Applied Research:  IHD conducts external assessment of participating sites for the city-wide continuous quality improvement approach.  In collaboration with University of Kansas, IHD conducted a process evaluation during the early applications of this approach.

Community Services and Supports: IHD generates the data that informs the practices in the program sites, as well as the process evaluation findings that guide future program activities.  By serving on the Quality Matters Leadership Team and by convening with coaches regularly, IHD assists in ensuring fidelity to the approach.

Information Dissemination: IHD provides site-specific data that are aggregated for publications.

Interdisciplinary Personnel Preparation: Graduate student employees receive training to serve as external assessors.


Program Need and Historical Context

After-school and other out-of-school-time programs in Kansas City do not have accreditation standards for quality. Staff turnover tends to be high, and staff credentials are often low. Few staff have obtained the Youth Development Credential or taken college coursework in youth development and curriculum.


Significant Project Activities and Outcomes

This project aims to engage youth programs in a quality improvement initiative, which involves pre/post external program assessment, self-assessment, access to staff training, and coaching for program personnel. Findings are analyzed for both program quality improvement purposes and applied research to determine benefits of the interventions.


Institute’s Role

IHD faculty, staff and consultants conduct external assessments of participating programs. They participate on the leadership team in overall project design. They collaborate with the United Way of Greater Kansas City, the Weikart Center, the University of Kansas, and the Francis Institute in the publishing of findings. During 2011-2012, IHD staff and University of Kansas staff also conducted a process evaluation to determine the next steps of the initiative. Key informant interviews of site coordinators and focus groups of front-line staff were conducted, and the transcripts were analyzed. The final report notes the benefits, the lessons learned, and the implications of the work conducted to date.

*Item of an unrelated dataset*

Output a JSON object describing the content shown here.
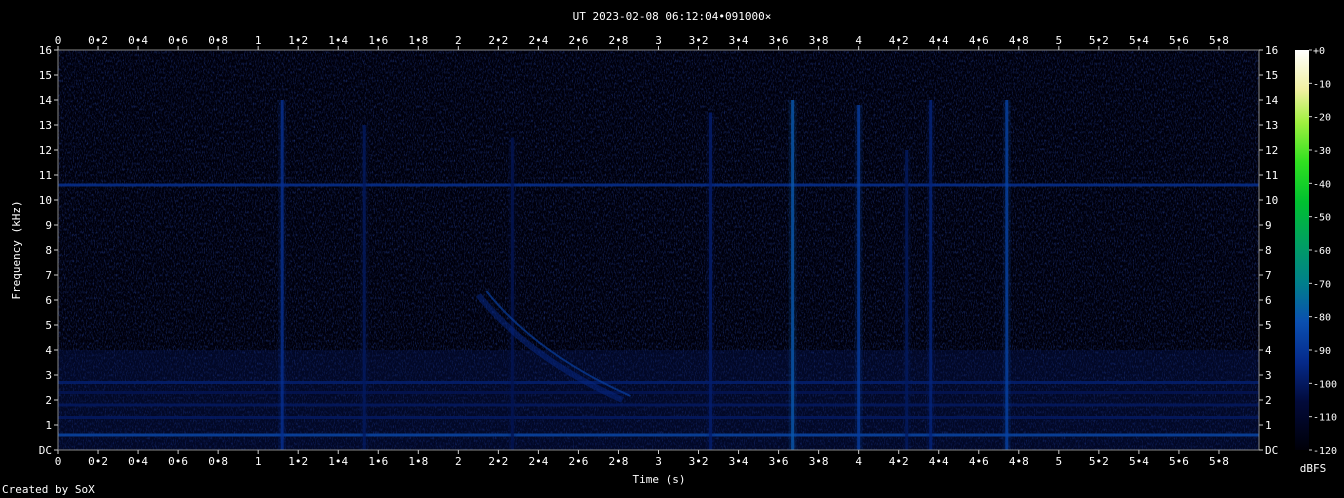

Unusual Features

The United Way has elected to invest in the project as a direct way to address poverty, in addition to finding other community-based programs. Partnership with the Weikart Center allows the replication of an evidence-based curricular and assessment approach in Kansas City. IHD faculty meet monthly with coaches to coordinate activities and to provide formative evaluation information.



  • Quality of youth development programs in Kansas City will improve due to external assessments, self-assessments, coaching, and training provided for administration
  • Youth development staff will access training and increase their competencies and youth development credentials
  • Youth will demonstrate benefits of program participation